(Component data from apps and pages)
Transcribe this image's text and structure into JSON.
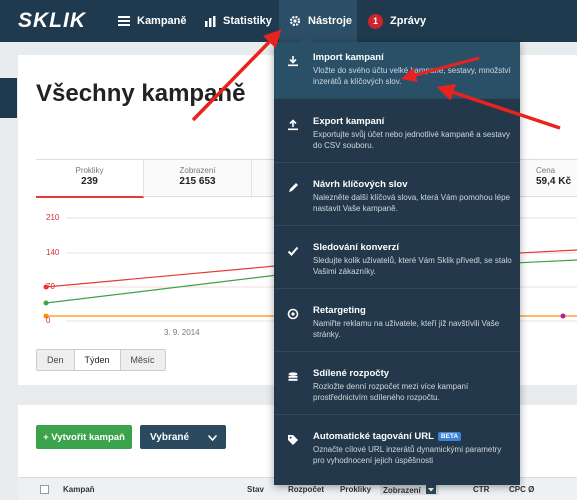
{
  "logo": "SKLIK",
  "nav": {
    "campaigns": "Kampaně",
    "statistics": "Statistiky",
    "tools": "Nástroje",
    "messages": "Zprávy",
    "messages_count": "1"
  },
  "page_title": "Všechny kampaně",
  "stats": [
    {
      "label": "Prokliky",
      "value": "239"
    },
    {
      "label": "Zobrazení",
      "value": "215 653"
    },
    {
      "label": "Cena",
      "value": "59,4 Kč"
    }
  ],
  "chart_data": {
    "type": "line",
    "y_ticks": [
      "210",
      "140",
      "70",
      "0"
    ],
    "x_ticks": [
      "3. 9. 2014"
    ],
    "series": [
      {
        "color": "#e53935"
      },
      {
        "color": "#43a047"
      },
      {
        "color": "#ff8f00"
      }
    ]
  },
  "period": {
    "options": [
      "Den",
      "Týden",
      "Měsíc"
    ],
    "selected": "Týden"
  },
  "buttons": {
    "create": "+ Vytvořit kampaň",
    "selected": "Vybrané"
  },
  "table": {
    "headers": [
      "Kampaň",
      "Stav",
      "Rozpočet",
      "Prokliky",
      "Zobrazení",
      "CTR",
      "CPC Ø"
    ]
  },
  "tools_menu": [
    {
      "title": "Import kampaní",
      "desc": "Vložte do svého účtu velké kampaně, sestavy, množství inzerátů a klíčových slov.",
      "icon": "download-icon"
    },
    {
      "title": "Export kampaní",
      "desc": "Exportujte svůj účet nebo jednotlivé kampaně a sestavy do CSV souboru.",
      "icon": "upload-icon"
    },
    {
      "title": "Návrh klíčových slov",
      "desc": "Nalezněte další klíčová slova, která Vám pomohou lépe nastavit Vaše kampaně.",
      "icon": "pencil-icon"
    },
    {
      "title": "Sledování konverzí",
      "desc": "Sledujte kolik uživatelů, které Vám Sklik přivedl, se stalo Vašimi zákazníky.",
      "icon": "checkmark-icon"
    },
    {
      "title": "Retargeting",
      "desc": "Namiřte reklamu na uživatele, kteří již navštívili Vaše stránky.",
      "icon": "target-icon"
    },
    {
      "title": "Sdílené rozpočty",
      "desc": "Rozložte denní rozpočet mezi více kampaní prostřednictvím sdíleného rozpočtu.",
      "icon": "coins-icon"
    },
    {
      "title": "Automatické tagování URL",
      "desc": "Označte cílové URL inzerátů dynamickými parametry pro vyhodnocení jejich úspěšnosti",
      "icon": "tag-icon",
      "badge": "BETA"
    }
  ]
}
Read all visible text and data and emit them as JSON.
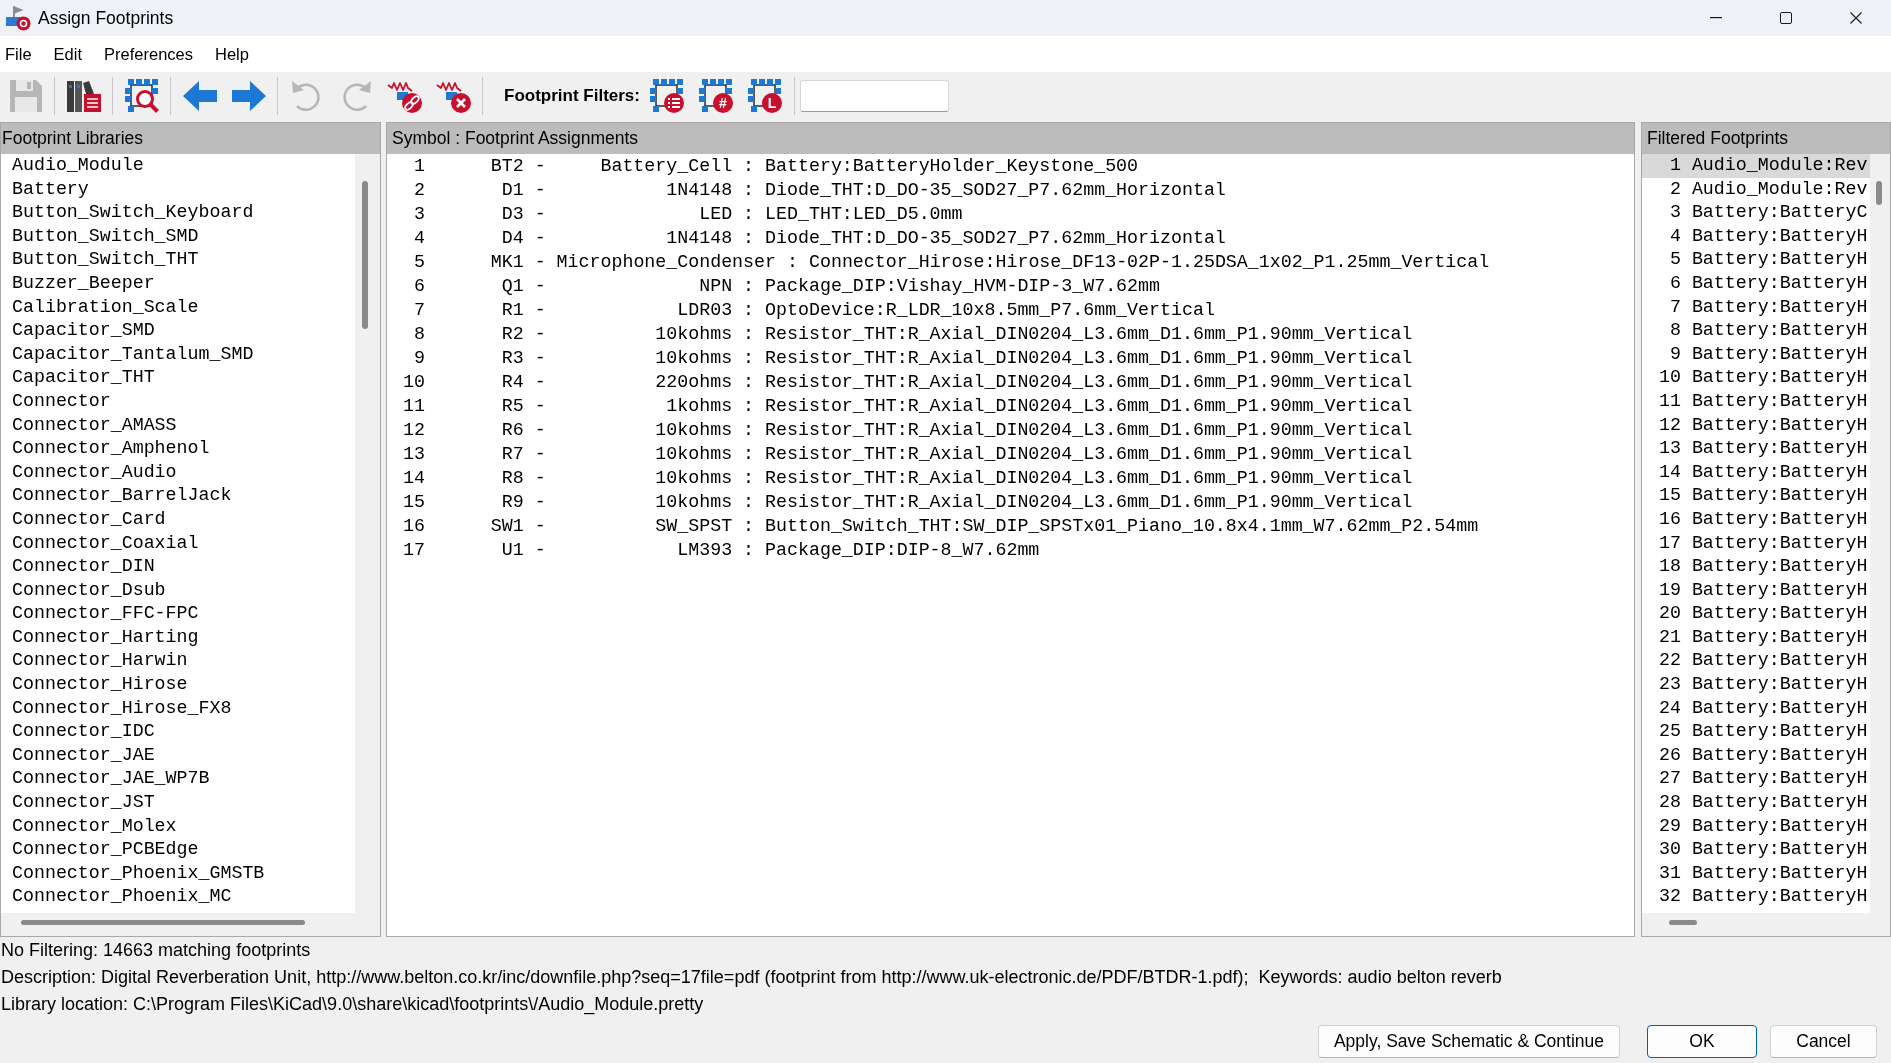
{
  "window": {
    "title": "Assign Footprints"
  },
  "menu": [
    "File",
    "Edit",
    "Preferences",
    "Help"
  ],
  "toolbar": {
    "groups": [
      [
        {
          "kind": "save",
          "disabled": true
        }
      ],
      [
        {
          "kind": "libraries",
          "disabled": false
        }
      ],
      [
        {
          "kind": "footprint_viewer",
          "disabled": false
        }
      ],
      [
        {
          "kind": "previous",
          "disabled": false
        },
        {
          "kind": "next",
          "disabled": false
        }
      ],
      [
        {
          "kind": "undo",
          "disabled": true
        },
        {
          "kind": "redo",
          "disabled": true
        },
        {
          "kind": "associate",
          "disabled": false
        },
        {
          "kind": "delete_associations",
          "disabled": false
        }
      ]
    ],
    "filter_label": "Footprint Filters:",
    "filters": [
      {
        "kind": "keywords",
        "on": false
      },
      {
        "kind": "pin_count",
        "badge": "#",
        "on": false
      },
      {
        "kind": "library",
        "badge": "L",
        "on": false
      }
    ]
  },
  "libraries": {
    "title": "Footprint Libraries",
    "items": [
      "Audio_Module",
      "Battery",
      "Button_Switch_Keyboard",
      "Button_Switch_SMD",
      "Button_Switch_THT",
      "Buzzer_Beeper",
      "Calibration_Scale",
      "Capacitor_SMD",
      "Capacitor_Tantalum_SMD",
      "Capacitor_THT",
      "Connector",
      "Connector_AMASS",
      "Connector_Amphenol",
      "Connector_Audio",
      "Connector_BarrelJack",
      "Connector_Card",
      "Connector_Coaxial",
      "Connector_DIN",
      "Connector_Dsub",
      "Connector_FFC-FPC",
      "Connector_Harting",
      "Connector_Harwin",
      "Connector_Hirose",
      "Connector_Hirose_FX8",
      "Connector_IDC",
      "Connector_JAE",
      "Connector_JAE_WP7B",
      "Connector_JST",
      "Connector_Molex",
      "Connector_PCBEdge",
      "Connector_Phoenix_GMSTB",
      "Connector_Phoenix_MC"
    ]
  },
  "assignments": {
    "title": "Symbol : Footprint Assignments",
    "rows": [
      {
        "number": "1",
        "reference": "BT2",
        "dash": "-",
        "value": "Battery_Cell",
        "colon": ":",
        "footprint": "Battery:BatteryHolder_Keystone_500"
      },
      {
        "number": "2",
        "reference": "D1",
        "dash": "-",
        "value": "1N4148",
        "colon": ":",
        "footprint": "Diode_THT:D_DO-35_SOD27_P7.62mm_Horizontal"
      },
      {
        "number": "3",
        "reference": "D3",
        "dash": "-",
        "value": "LED",
        "colon": ":",
        "footprint": "LED_THT:LED_D5.0mm"
      },
      {
        "number": "4",
        "reference": "D4",
        "dash": "-",
        "value": "1N4148",
        "colon": ":",
        "footprint": "Diode_THT:D_DO-35_SOD27_P7.62mm_Horizontal"
      },
      {
        "number": "5",
        "reference": "MK1",
        "dash": "-",
        "value": "Microphone_Condenser",
        "colon": ":",
        "footprint": "Connector_Hirose:Hirose_DF13-02P-1.25DSA_1x02_P1.25mm_Vertical"
      },
      {
        "number": "6",
        "reference": "Q1",
        "dash": "-",
        "value": "NPN",
        "colon": ":",
        "footprint": "Package_DIP:Vishay_HVM-DIP-3_W7.62mm"
      },
      {
        "number": "7",
        "reference": "R1",
        "dash": "-",
        "value": "LDR03",
        "colon": ":",
        "footprint": "OptoDevice:R_LDR_10x8.5mm_P7.6mm_Vertical"
      },
      {
        "number": "8",
        "reference": "R2",
        "dash": "-",
        "value": "10kohms",
        "colon": ":",
        "footprint": "Resistor_THT:R_Axial_DIN0204_L3.6mm_D1.6mm_P1.90mm_Vertical"
      },
      {
        "number": "9",
        "reference": "R3",
        "dash": "-",
        "value": "10kohms",
        "colon": ":",
        "footprint": "Resistor_THT:R_Axial_DIN0204_L3.6mm_D1.6mm_P1.90mm_Vertical"
      },
      {
        "number": "10",
        "reference": "R4",
        "dash": "-",
        "value": "220ohms",
        "colon": ":",
        "footprint": "Resistor_THT:R_Axial_DIN0204_L3.6mm_D1.6mm_P1.90mm_Vertical"
      },
      {
        "number": "11",
        "reference": "R5",
        "dash": "-",
        "value": "1kohms",
        "colon": ":",
        "footprint": "Resistor_THT:R_Axial_DIN0204_L3.6mm_D1.6mm_P1.90mm_Vertical"
      },
      {
        "number": "12",
        "reference": "R6",
        "dash": "-",
        "value": "10kohms",
        "colon": ":",
        "footprint": "Resistor_THT:R_Axial_DIN0204_L3.6mm_D1.6mm_P1.90mm_Vertical"
      },
      {
        "number": "13",
        "reference": "R7",
        "dash": "-",
        "value": "10kohms",
        "colon": ":",
        "footprint": "Resistor_THT:R_Axial_DIN0204_L3.6mm_D1.6mm_P1.90mm_Vertical"
      },
      {
        "number": "14",
        "reference": "R8",
        "dash": "-",
        "value": "10kohms",
        "colon": ":",
        "footprint": "Resistor_THT:R_Axial_DIN0204_L3.6mm_D1.6mm_P1.90mm_Vertical"
      },
      {
        "number": "15",
        "reference": "R9",
        "dash": "-",
        "value": "10kohms",
        "colon": ":",
        "footprint": "Resistor_THT:R_Axial_DIN0204_L3.6mm_D1.6mm_P1.90mm_Vertical"
      },
      {
        "number": "16",
        "reference": "SW1",
        "dash": "-",
        "value": "SW_SPST",
        "colon": ":",
        "footprint": "Button_Switch_THT:SW_DIP_SPSTx01_Piano_10.8x4.1mm_W7.62mm_P2.54mm"
      },
      {
        "number": "17",
        "reference": "U1",
        "dash": "-",
        "value": "LM393",
        "colon": ":",
        "footprint": "Package_DIP:DIP-8_W7.62mm"
      }
    ]
  },
  "filtered_footprints": {
    "title": "Filtered Footprints",
    "items": [
      {
        "number": "1",
        "name": "Audio_Module:Rev",
        "selected": true
      },
      {
        "number": "2",
        "name": "Audio_Module:Rev",
        "selected": false
      },
      {
        "number": "3",
        "name": "Battery:BatteryC",
        "selected": false
      },
      {
        "number": "4",
        "name": "Battery:BatteryH",
        "selected": false
      },
      {
        "number": "5",
        "name": "Battery:BatteryH",
        "selected": false
      },
      {
        "number": "6",
        "name": "Battery:BatteryH",
        "selected": false
      },
      {
        "number": "7",
        "name": "Battery:BatteryH",
        "selected": false
      },
      {
        "number": "8",
        "name": "Battery:BatteryH",
        "selected": false
      },
      {
        "number": "9",
        "name": "Battery:BatteryH",
        "selected": false
      },
      {
        "number": "10",
        "name": "Battery:BatteryH",
        "selected": false
      },
      {
        "number": "11",
        "name": "Battery:BatteryH",
        "selected": false
      },
      {
        "number": "12",
        "name": "Battery:BatteryH",
        "selected": false
      },
      {
        "number": "13",
        "name": "Battery:BatteryH",
        "selected": false
      },
      {
        "number": "14",
        "name": "Battery:BatteryH",
        "selected": false
      },
      {
        "number": "15",
        "name": "Battery:BatteryH",
        "selected": false
      },
      {
        "number": "16",
        "name": "Battery:BatteryH",
        "selected": false
      },
      {
        "number": "17",
        "name": "Battery:BatteryH",
        "selected": false
      },
      {
        "number": "18",
        "name": "Battery:BatteryH",
        "selected": false
      },
      {
        "number": "19",
        "name": "Battery:BatteryH",
        "selected": false
      },
      {
        "number": "20",
        "name": "Battery:BatteryH",
        "selected": false
      },
      {
        "number": "21",
        "name": "Battery:BatteryH",
        "selected": false
      },
      {
        "number": "22",
        "name": "Battery:BatteryH",
        "selected": false
      },
      {
        "number": "23",
        "name": "Battery:BatteryH",
        "selected": false
      },
      {
        "number": "24",
        "name": "Battery:BatteryH",
        "selected": false
      },
      {
        "number": "25",
        "name": "Battery:BatteryH",
        "selected": false
      },
      {
        "number": "26",
        "name": "Battery:BatteryH",
        "selected": false
      },
      {
        "number": "27",
        "name": "Battery:BatteryH",
        "selected": false
      },
      {
        "number": "28",
        "name": "Battery:BatteryH",
        "selected": false
      },
      {
        "number": "29",
        "name": "Battery:BatteryH",
        "selected": false
      },
      {
        "number": "30",
        "name": "Battery:BatteryH",
        "selected": false
      },
      {
        "number": "31",
        "name": "Battery:BatteryH",
        "selected": false
      },
      {
        "number": "32",
        "name": "Battery:BatteryH",
        "selected": false
      }
    ]
  },
  "status": {
    "filter_status": "No Filtering: 14663 matching footprints",
    "description": "Description: Digital Reverberation Unit, http://www.belton.co.kr/inc/downfile.php?seq=17file=pdf (footprint from http://www.uk-electronic.de/PDF/BTDR-1.pdf);  Keywords: audio belton reverb",
    "library_location": "Library location: C:\\Program Files\\KiCad\\9.0\\share\\kicad\\footprints\\/Audio_Module.pretty"
  },
  "buttons": [
    {
      "label": "Apply, Save Schematic & Continue",
      "default": false
    },
    {
      "label": "OK",
      "default": true
    },
    {
      "label": "Cancel",
      "default": false
    }
  ]
}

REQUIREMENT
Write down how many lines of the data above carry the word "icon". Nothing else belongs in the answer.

RESULT BELOW
7